▸ The problem
You are asked to repeat the listing word for word and to leave out its pictures.

▸ Records to use
○ ○ ○ ○ ○ ○ ○
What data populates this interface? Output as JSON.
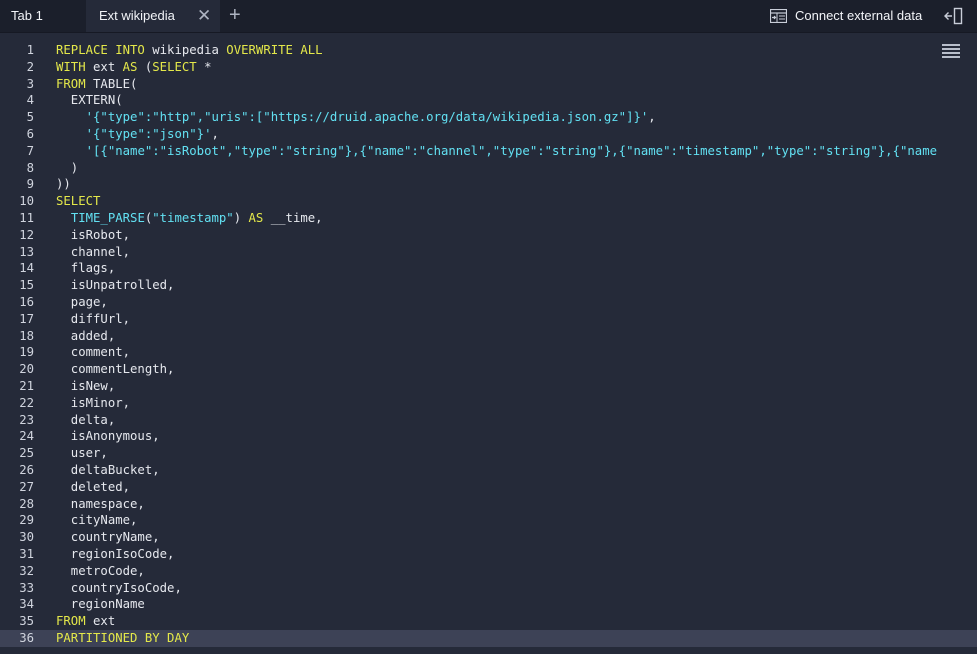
{
  "tabs": [
    {
      "label": "Tab 1",
      "active": false
    },
    {
      "label": "Ext wikipedia",
      "active": true
    }
  ],
  "toolbar": {
    "close_glyph": "✕",
    "add_glyph": "+",
    "connect_label": "Connect external data",
    "connect_icon": "table-import-icon",
    "collapse_icon": "panel-collapse-icon",
    "menu_icon": "hamburger-menu-icon"
  },
  "colors": {
    "background": "#252a39",
    "tabbar": "#1b1f2b",
    "keyword": "#e4e84a",
    "string": "#62e0f2",
    "active_line": "#3d4256"
  },
  "editor": {
    "active_line": 36,
    "lines": [
      [
        [
          "kw",
          "REPLACE INTO "
        ],
        [
          "tx",
          "wikipedia "
        ],
        [
          "kw",
          "OVERWRITE ALL"
        ]
      ],
      [
        [
          "kw",
          "WITH "
        ],
        [
          "tx",
          "ext "
        ],
        [
          "kw",
          "AS "
        ],
        [
          "tx",
          "("
        ],
        [
          "kw",
          "SELECT"
        ],
        [
          "tx",
          " *"
        ]
      ],
      [
        [
          "kw",
          "FROM "
        ],
        [
          "tx",
          "TABLE("
        ]
      ],
      [
        [
          "tx",
          "  EXTERN("
        ]
      ],
      [
        [
          "tx",
          "    "
        ],
        [
          "st",
          "'{\"type\":\"http\",\"uris\":[\"https://druid.apache.org/data/wikipedia.json.gz\"]}'"
        ],
        [
          "tx",
          ","
        ]
      ],
      [
        [
          "tx",
          "    "
        ],
        [
          "st",
          "'{\"type\":\"json\"}'"
        ],
        [
          "tx",
          ","
        ]
      ],
      [
        [
          "tx",
          "    "
        ],
        [
          "st",
          "'[{\"name\":\"isRobot\",\"type\":\"string\"},{\"name\":\"channel\",\"type\":\"string\"},{\"name\":\"timestamp\",\"type\":\"string\"},{\"name"
        ]
      ],
      [
        [
          "tx",
          "  )"
        ]
      ],
      [
        [
          "tx",
          "))"
        ]
      ],
      [
        [
          "kw",
          "SELECT"
        ]
      ],
      [
        [
          "tx",
          "  "
        ],
        [
          "fn",
          "TIME_PARSE"
        ],
        [
          "tx",
          "("
        ],
        [
          "st",
          "\"timestamp\""
        ],
        [
          "tx",
          ") "
        ],
        [
          "kw",
          "AS "
        ],
        [
          "tx",
          "__time,"
        ]
      ],
      [
        [
          "tx",
          "  isRobot,"
        ]
      ],
      [
        [
          "tx",
          "  channel,"
        ]
      ],
      [
        [
          "tx",
          "  flags,"
        ]
      ],
      [
        [
          "tx",
          "  isUnpatrolled,"
        ]
      ],
      [
        [
          "tx",
          "  page,"
        ]
      ],
      [
        [
          "tx",
          "  diffUrl,"
        ]
      ],
      [
        [
          "tx",
          "  added,"
        ]
      ],
      [
        [
          "tx",
          "  comment,"
        ]
      ],
      [
        [
          "tx",
          "  commentLength,"
        ]
      ],
      [
        [
          "tx",
          "  isNew,"
        ]
      ],
      [
        [
          "tx",
          "  isMinor,"
        ]
      ],
      [
        [
          "tx",
          "  delta,"
        ]
      ],
      [
        [
          "tx",
          "  isAnonymous,"
        ]
      ],
      [
        [
          "tx",
          "  user,"
        ]
      ],
      [
        [
          "tx",
          "  deltaBucket,"
        ]
      ],
      [
        [
          "tx",
          "  deleted,"
        ]
      ],
      [
        [
          "tx",
          "  namespace,"
        ]
      ],
      [
        [
          "tx",
          "  cityName,"
        ]
      ],
      [
        [
          "tx",
          "  countryName,"
        ]
      ],
      [
        [
          "tx",
          "  regionIsoCode,"
        ]
      ],
      [
        [
          "tx",
          "  metroCode,"
        ]
      ],
      [
        [
          "tx",
          "  countryIsoCode,"
        ]
      ],
      [
        [
          "tx",
          "  regionName"
        ]
      ],
      [
        [
          "kw",
          "FROM "
        ],
        [
          "tx",
          "ext"
        ]
      ],
      [
        [
          "kw",
          "PARTITIONED BY DAY"
        ]
      ]
    ]
  }
}
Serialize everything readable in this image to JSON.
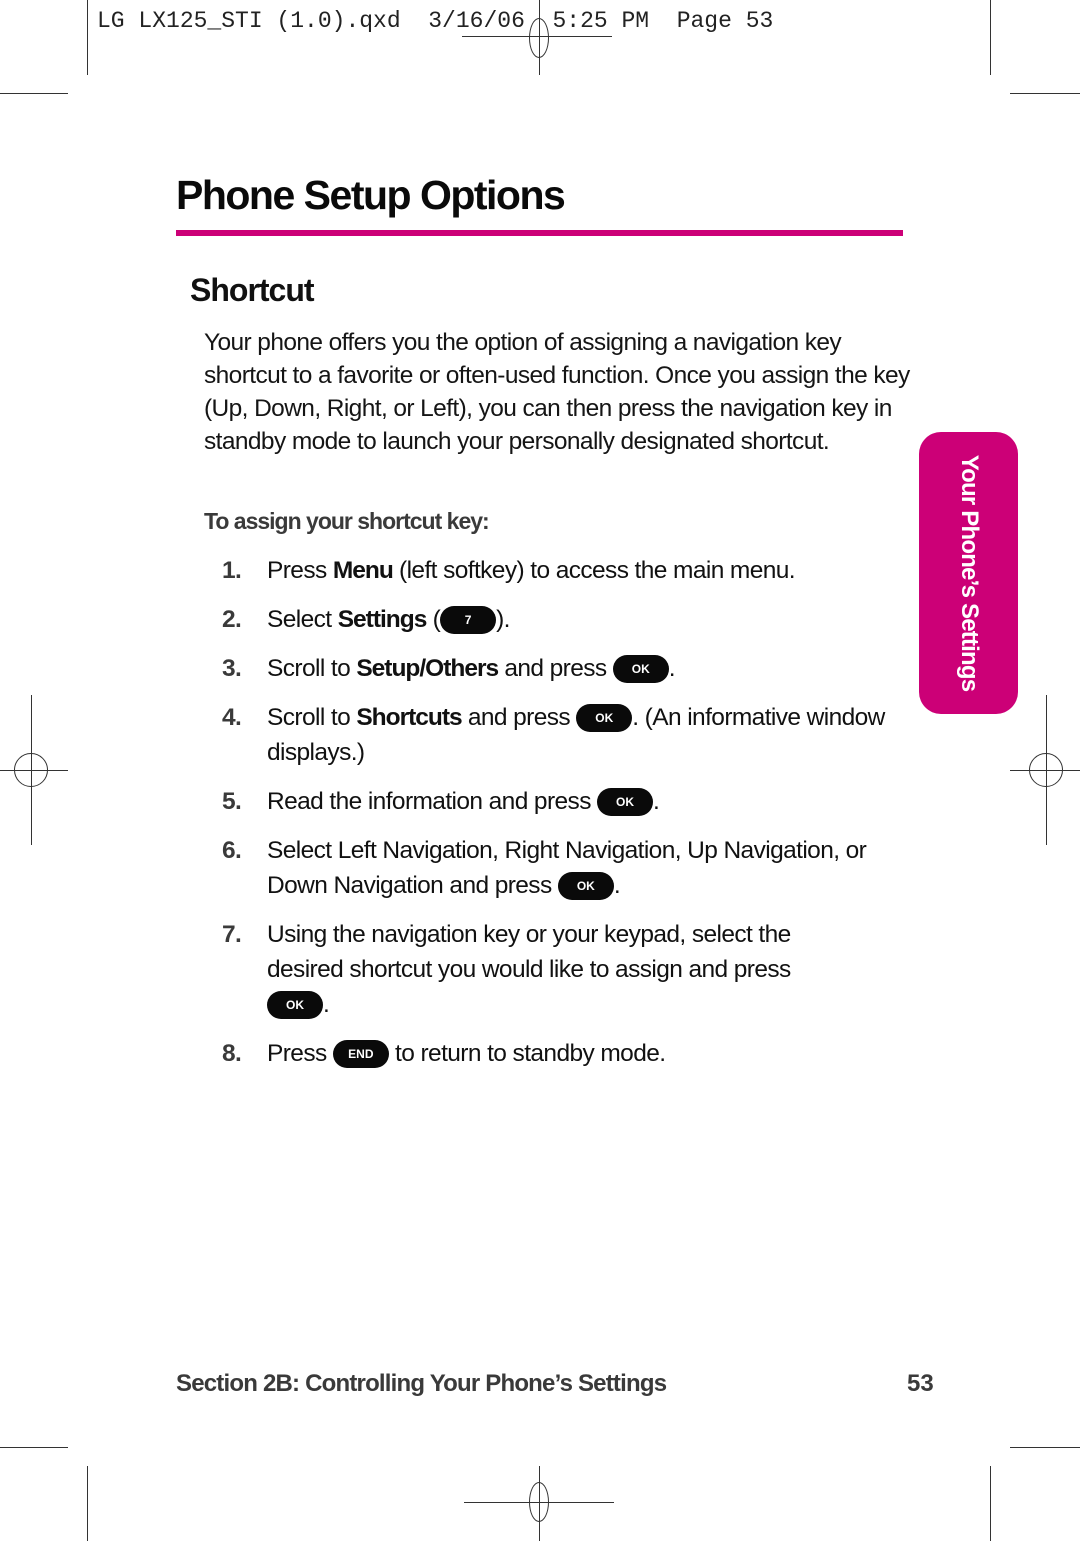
{
  "slug": {
    "text": "LG LX125_STI (1.0).qxd  3/16/06  5:25 PM  Page 53"
  },
  "page": {
    "title": "Phone Setup Options",
    "accent_color": "#cc0077",
    "section_heading": "Shortcut",
    "intro": "Your phone offers you the option of assigning a navigation key shortcut to a favorite or often-used function. Once you assign the key (Up, Down, Right, or Left), you can then press the navigation key in standby mode to launch your personally designated shortcut.",
    "subhead": "To assign your shortcut key:",
    "keys": {
      "ok": "OK",
      "seven": "7",
      "end": "END"
    },
    "steps": [
      {
        "num": "1.",
        "a": "Press ",
        "b": "Menu",
        "c": " (left softkey) to access the main menu."
      },
      {
        "num": "2.",
        "a": "Select ",
        "b": "Settings",
        "c": " (",
        "d": ")."
      },
      {
        "num": "3.",
        "a": "Scroll to ",
        "b": "Setup/Others",
        "c": " and press ",
        "d": "."
      },
      {
        "num": "4.",
        "a": "Scroll to ",
        "b": "Shortcuts",
        "c": " and press ",
        "d": ". (An informative window displays.)"
      },
      {
        "num": "5.",
        "a": "Read the information and press ",
        "d": "."
      },
      {
        "num": "6.",
        "a": "Select Left Navigation, Right Navigation, Up Navigation, or Down Navigation and press ",
        "d": "."
      },
      {
        "num": "7.",
        "a": "Using the navigation key or your keypad, select the desired shortcut you would like to assign and press ",
        "d": "."
      },
      {
        "num": "8.",
        "a": "Press ",
        "d": " to return to standby mode."
      }
    ]
  },
  "side_tab": {
    "label": "Your Phone’s Settings"
  },
  "footer": {
    "section": "Section 2B: Controlling Your Phone’s Settings",
    "page_number": "53"
  }
}
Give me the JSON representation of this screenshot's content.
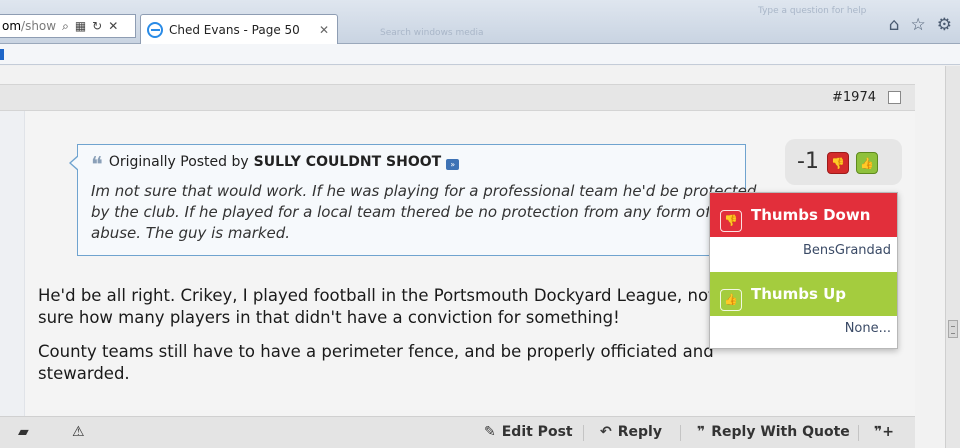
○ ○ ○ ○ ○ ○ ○
▸ Solution to this exercise
What data populates this interface? Output as JSON.
{
  "tabs": [
    {
      "label": "Tab 1",
      "active": false
    },
    {
      "label": "Ext wikipedia",
      "active": true
    }
  ],
  "toolbar": {
    "close_glyph": "✕",
    "add_glyph": "+",
    "connect_label": "Connect external data",
    "connect_icon": "table-import-icon",
    "collapse_icon": "panel-collapse-icon",
    "menu_icon": "hamburger-menu-icon"
  },
  "colors": {
    "background": "#252a39",
    "tabbar": "#1b1f2b",
    "keyword": "#e4e84a",
    "string": "#62e0f2",
    "active_line": "#3d4256"
  },
  "editor": {
    "active_line": 36,
    "lines": [
      [
        [
          "kw",
          "REPLACE INTO "
        ],
        [
          "tx",
          "wikipedia "
        ],
        [
          "kw",
          "OVERWRITE ALL"
        ]
      ],
      [
        [
          "kw",
          "WITH "
        ],
        [
          "tx",
          "ext "
        ],
        [
          "kw",
          "AS "
        ],
        [
          "tx",
          "("
        ],
        [
          "kw",
          "SELECT"
        ],
        [
          "tx",
          " *"
        ]
      ],
      [
        [
          "kw",
          "FROM "
        ],
        [
          "tx",
          "TABLE("
        ]
      ],
      [
        [
          "tx",
          "  EXTERN("
        ]
      ],
      [
        [
          "tx",
          "    "
        ],
        [
          "st",
          "'{\"type\":\"http\",\"uris\":[\"https://druid.apache.org/data/wikipedia.json.gz\"]}'"
        ],
        [
          "tx",
          ","
        ]
      ],
      [
        [
          "tx",
          "    "
        ],
        [
          "st",
          "'{\"type\":\"json\"}'"
        ],
        [
          "tx",
          ","
        ]
      ],
      [
        [
          "tx",
          "    "
        ],
        [
          "st",
          "'[{\"name\":\"isRobot\",\"type\":\"string\"},{\"name\":\"channel\",\"type\":\"string\"},{\"name\":\"timestamp\",\"type\":\"string\"},{\"name"
        ]
      ],
      [
        [
          "tx",
          "  )"
        ]
      ],
      [
        [
          "tx",
          "))"
        ]
      ],
      [
        [
          "kw",
          "SELECT"
        ]
      ],
      [
        [
          "tx",
          "  "
        ],
        [
          "fn",
          "TIME_PARSE"
        ],
        [
          "tx",
          "("
        ],
        [
          "st",
          "\"timestamp\""
        ],
        [
          "tx",
          ") "
        ],
        [
          "kw",
          "AS "
        ],
        [
          "tx",
          "__time,"
        ]
      ],
      [
        [
          "tx",
          "  isRobot,"
        ]
      ],
      [
        [
          "tx",
          "  channel,"
        ]
      ],
      [
        [
          "tx",
          "  flags,"
        ]
      ],
      [
        [
          "tx",
          "  isUnpatrolled,"
        ]
      ],
      [
        [
          "tx",
          "  page,"
        ]
      ],
      [
        [
          "tx",
          "  diffUrl,"
        ]
      ],
      [
        [
          "tx",
          "  added,"
        ]
      ],
      [
        [
          "tx",
          "  comment,"
        ]
      ],
      [
        [
          "tx",
          "  commentLength,"
        ]
      ],
      [
        [
          "tx",
          "  isNew,"
        ]
      ],
      [
        [
          "tx",
          "  isMinor,"
        ]
      ],
      [
        [
          "tx",
          "  delta,"
        ]
      ],
      [
        [
          "tx",
          "  isAnonymous,"
        ]
      ],
      [
        [
          "tx",
          "  user,"
        ]
      ],
      [
        [
          "tx",
          "  deltaBucket,"
        ]
      ],
      [
        [
          "tx",
          "  deleted,"
        ]
      ],
      [
        [
          "tx",
          "  namespace,"
        ]
      ],
      [
        [
          "tx",
          "  cityName,"
        ]
      ],
      [
        [
          "tx",
          "  countryName,"
        ]
      ],
      [
        [
          "tx",
          "  regionIsoCode,"
        ]
      ],
      [
        [
          "tx",
          "  metroCode,"
        ]
      ],
      [
        [
          "tx",
          "  countryIsoCode,"
        ]
      ],
      [
        [
          "tx",
          "  regionName"
        ]
      ],
      [
        [
          "kw",
          "FROM "
        ],
        [
          "tx",
          "ext"
        ]
      ],
      [
        [
          "kw",
          "PARTITIONED BY DAY"
        ]
      ]
    ]
  }
}
Serialize everything readable in this image to JSON.
{
  "slug": {
    "text": "LG LX125_STI (1.0).qxd  3/16/06  5:25 PM  Page 53"
  },
  "page": {
    "title": "Phone Setup Options",
    "accent_color": "#cc0077",
    "section_heading": "Shortcut",
    "intro": "Your phone offers you the option of assigning a navigation key shortcut to a favorite or often-used function. Once you assign the key (Up, Down, Right, or Left), you can then press the navigation key in standby mode to launch your personally designated shortcut.",
    "subhead": "To assign your shortcut key:",
    "keys": {
      "ok": "OK",
      "seven": "7",
      "end": "END"
    },
    "steps": [
      {
        "num": "1.",
        "a": "Press ",
        "b": "Menu",
        "c": " (left softkey) to access the main menu."
      },
      {
        "num": "2.",
        "a": "Select ",
        "b": "Settings",
        "c": " (",
        "d": ")."
      },
      {
        "num": "3.",
        "a": "Scroll to ",
        "b": "Setup/Others",
        "c": " and press ",
        "d": "."
      },
      {
        "num": "4.",
        "a": "Scroll to ",
        "b": "Shortcuts",
        "c": " and press ",
        "d": ". (An informative window displays.)"
      },
      {
        "num": "5.",
        "a": "Read the information and press ",
        "d": "."
      },
      {
        "num": "6.",
        "a": "Select Left Navigation, Right Navigation, Up Navigation, or Down Navigation and press ",
        "d": "."
      },
      {
        "num": "7.",
        "a": "Using the navigation key or your keypad, select the desired shortcut you would like to assign and press ",
        "d": "."
      },
      {
        "num": "8.",
        "a": "Press ",
        "d": " to return to standby mode."
      }
    ]
  },
  "side_tab": {
    "label": "Your Phone’s Settings"
  },
  "footer": {
    "section": "Section 2B: Controlling Your Phone’s Settings",
    "page_number": "53"
  }
}
Give me the JSON representation of this screenshot's content.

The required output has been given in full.